However, the majority of people don’t live in the extremes but would simply consider themselves normal. They may or may not think of themselves as working class. We need to be reaching those people too.
Interspersed with the council estates built between and after the wars were smaller estates, sometimes on the edge and sometimes in the middle of the estates. These were privately built and owner occupied. I grew up on such a street in Bradford. The houses were mainly bnuilt in the 1950s and were described as modern town houses. These would be a mixture of semi-detached and small terraces of 3 or 4 houses, often with 2 reasonable sized bedrooms, a box room where the youngest kid ended up and a small garden.
We now live on a similar street on the border of Kingstanding and Great Barr with large council estates either side. People tend to be from working class backgrounds, builders, tradesmen, lorry drivers etc. Often these areas will be more predominantly white but there will be some people from other ethnic backgrounds too. Communities are often settled and stable. Here, we’ve found that many of our neighbours have lived in the same house for most of their adult life. Younger people will have been here at least ten years and many have been here for 40-50 or more years. Similarly my parents have lived in the same house they moved to when I was two years old 46 years ago. We’ve seen people who had already been living there many years before we arrived there grow old and die in the first house they bought. Others have been there for 20-30 years.

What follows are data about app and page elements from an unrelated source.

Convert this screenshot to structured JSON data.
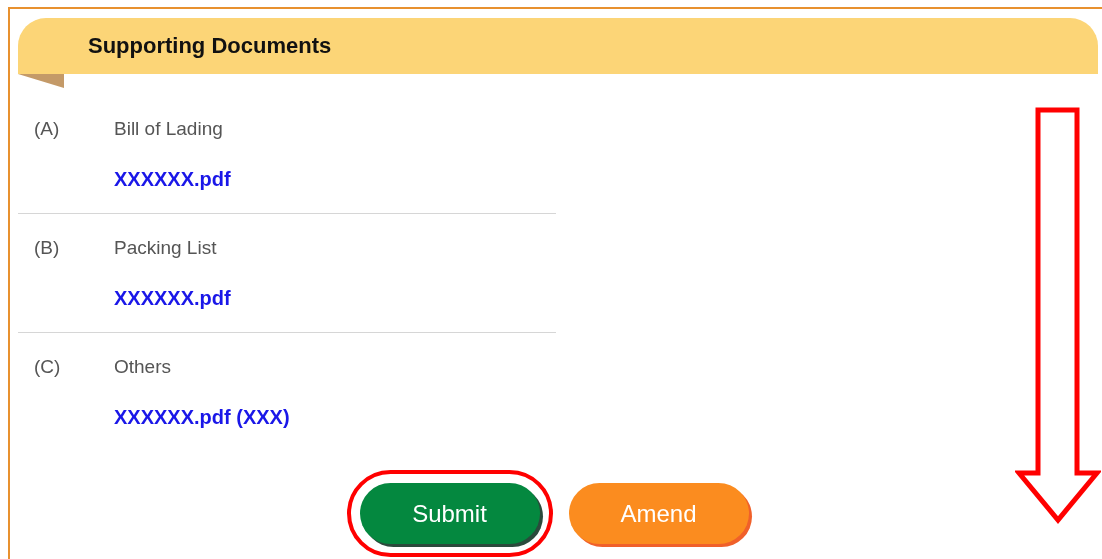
{
  "section": {
    "title": "Supporting Documents"
  },
  "documents": [
    {
      "index": "(A)",
      "name": "Bill of Lading",
      "file": "XXXXXX.pdf"
    },
    {
      "index": "(B)",
      "name": "Packing List",
      "file": "XXXXXX.pdf"
    },
    {
      "index": "(C)",
      "name": "Others",
      "file": "XXXXXX.pdf (XXX)"
    }
  ],
  "buttons": [
    {
      "label": "Submit",
      "color": "#04883f",
      "highlighted": true
    },
    {
      "label": "Amend",
      "color": "#fb8c1f",
      "highlighted": false
    }
  ]
}
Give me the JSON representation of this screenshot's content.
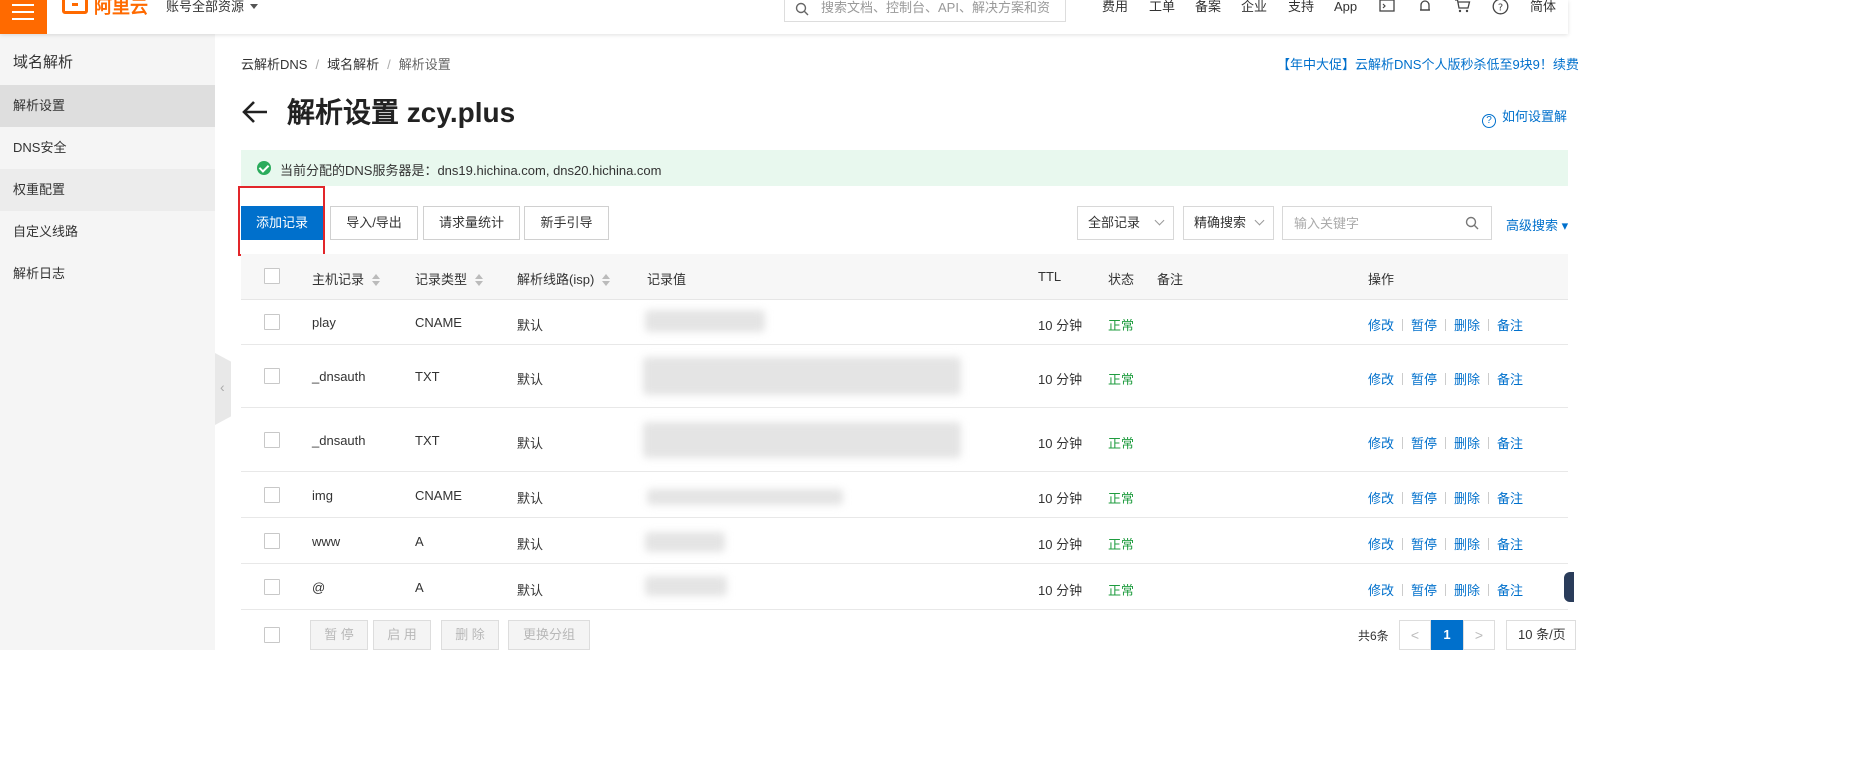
{
  "topbar": {
    "logo_text": "阿里云",
    "account_scope": "账号全部资源",
    "search_placeholder": "搜索文档、控制台、API、解决方案和资",
    "nav": [
      "费用",
      "工单",
      "备案",
      "企业",
      "支持",
      "App"
    ],
    "icons": [
      "terminal-icon",
      "bell-icon",
      "cart-icon",
      "help-icon"
    ],
    "language": "简体"
  },
  "sidebar": {
    "title": "域名解析",
    "items": [
      "解析设置",
      "DNS安全",
      "权重配置",
      "自定义线路",
      "解析日志"
    ],
    "active_index": 0
  },
  "breadcrumb": [
    "云解析DNS",
    "域名解析",
    "解析设置"
  ],
  "promo": "【年中大促】云解析DNS个人版秒杀低至9块9！续费",
  "page": {
    "title": "解析设置 zcy.plus",
    "help_link": "如何设置解"
  },
  "notice": "当前分配的DNS服务器是：dns19.hichina.com, dns20.hichina.com",
  "toolbar": {
    "add": "添加记录",
    "import_export": "导入/导出",
    "stats": "请求量统计",
    "guide": "新手引导",
    "filter_all": "全部记录",
    "search_mode": "精确搜索",
    "keyword_placeholder": "输入关键字",
    "advanced": "高级搜索"
  },
  "table": {
    "headers": {
      "host": "主机记录",
      "type": "记录类型",
      "line": "解析线路(isp)",
      "value": "记录值",
      "ttl": "TTL",
      "status": "状态",
      "remark": "备注",
      "actions": "操作"
    },
    "rows": [
      {
        "host": "play",
        "type": "CNAME",
        "line": "默认",
        "ttl": "10 分钟",
        "status": "正常"
      },
      {
        "host": "_dnsauth",
        "type": "TXT",
        "line": "默认",
        "ttl": "10 分钟",
        "status": "正常"
      },
      {
        "host": "_dnsauth",
        "type": "TXT",
        "line": "默认",
        "ttl": "10 分钟",
        "status": "正常"
      },
      {
        "host": "img",
        "type": "CNAME",
        "line": "默认",
        "ttl": "10 分钟",
        "status": "正常"
      },
      {
        "host": "www",
        "type": "A",
        "line": "默认",
        "ttl": "10 分钟",
        "status": "正常"
      },
      {
        "host": "@",
        "type": "A",
        "line": "默认",
        "ttl": "10 分钟",
        "status": "正常"
      }
    ],
    "row_actions": [
      "修改",
      "暂停",
      "删除",
      "备注"
    ]
  },
  "footer": {
    "bulk_actions": [
      "暂 停",
      "启 用",
      "删 除",
      "更换分组"
    ],
    "total": "共6条",
    "prev": "<",
    "current_page": "1",
    "next": ">",
    "page_size": "10 条/页"
  },
  "colors": {
    "brand_orange": "#ff6a00",
    "primary_blue": "#0070cc",
    "status_green": "#1f9c3f",
    "highlight_red": "#e2262a"
  }
}
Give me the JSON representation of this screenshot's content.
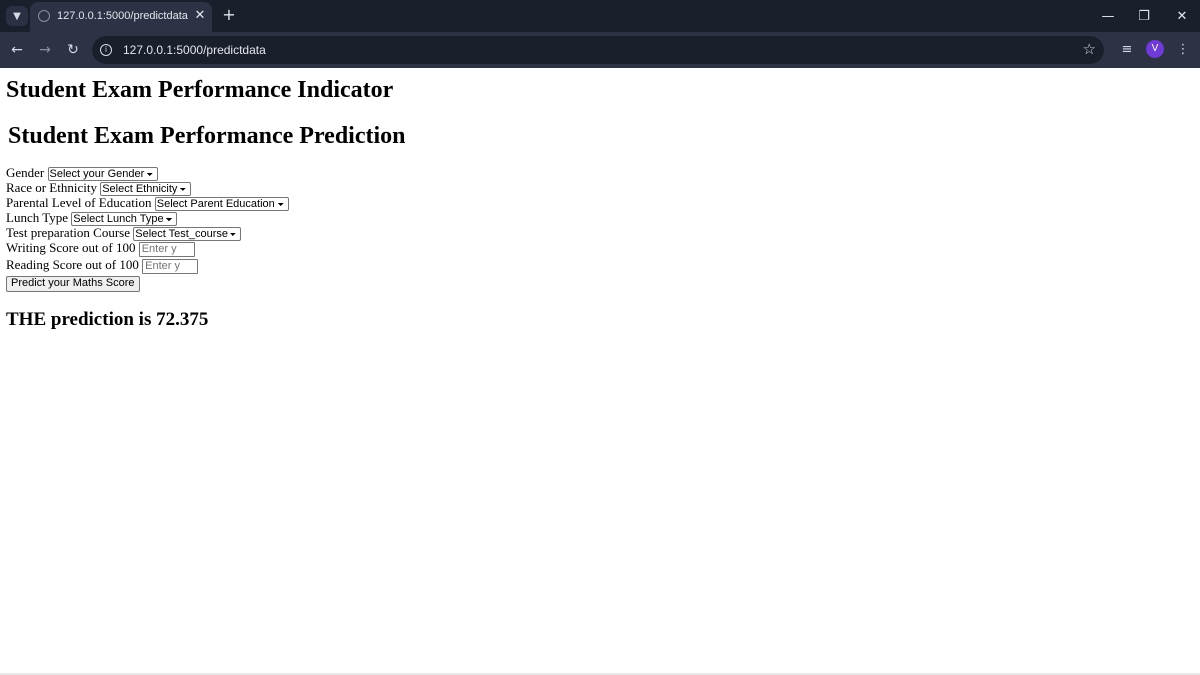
{
  "browser": {
    "tab_title": "127.0.0.1:5000/predictdata",
    "url": "127.0.0.1:5000/predictdata",
    "avatar_letter": "V",
    "colors": {
      "frame": "#1a1f2c",
      "toolbar": "#2d3345",
      "avatar": "#6f3ad6"
    }
  },
  "page": {
    "heading": "Student Exam Performance Indicator",
    "subheading": "Student Exam Performance Prediction",
    "form": {
      "gender_label": "Gender",
      "gender_selected": "Select your Gender",
      "ethnicity_label": "Race or Ethnicity",
      "ethnicity_selected": "Select Ethnicity",
      "parent_education_label": "Parental Level of Education",
      "parent_education_selected": "Select Parent Education",
      "lunch_label": "Lunch Type",
      "lunch_selected": "Select Lunch Type",
      "test_prep_label": "Test preparation Course",
      "test_prep_selected": "Select Test_course",
      "writing_label": "Writing Score out of 100",
      "writing_placeholder": "Enter yo",
      "reading_label": "Reading Score out of 100",
      "reading_placeholder": "Enter yo",
      "submit_label": "Predict your Maths Score"
    },
    "result": "THE prediction is 72.375"
  }
}
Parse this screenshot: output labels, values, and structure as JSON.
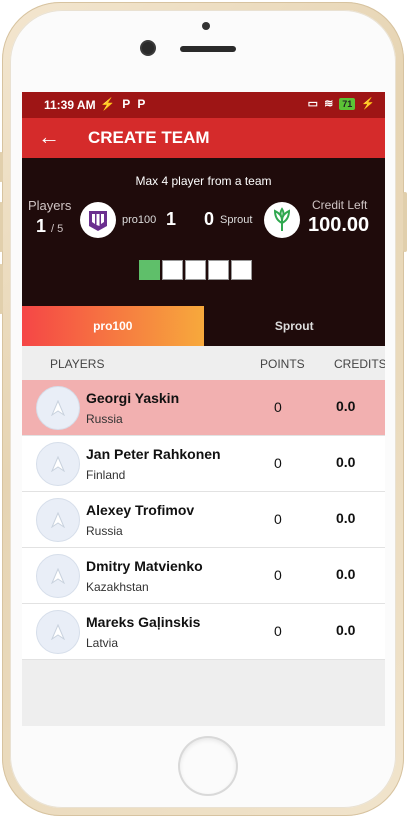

At the same time, population migration and increased integration means that these neighbourhoods are becoming more and more ethnically diverse.
What about you?
How does the area where you currently live match up against these descriptions? Is it similar to one of them or different again?
Could you see yourself living in one of the neighbourhoods described above, settling in for a life time of getting to know neighbours and sharing the good news with them?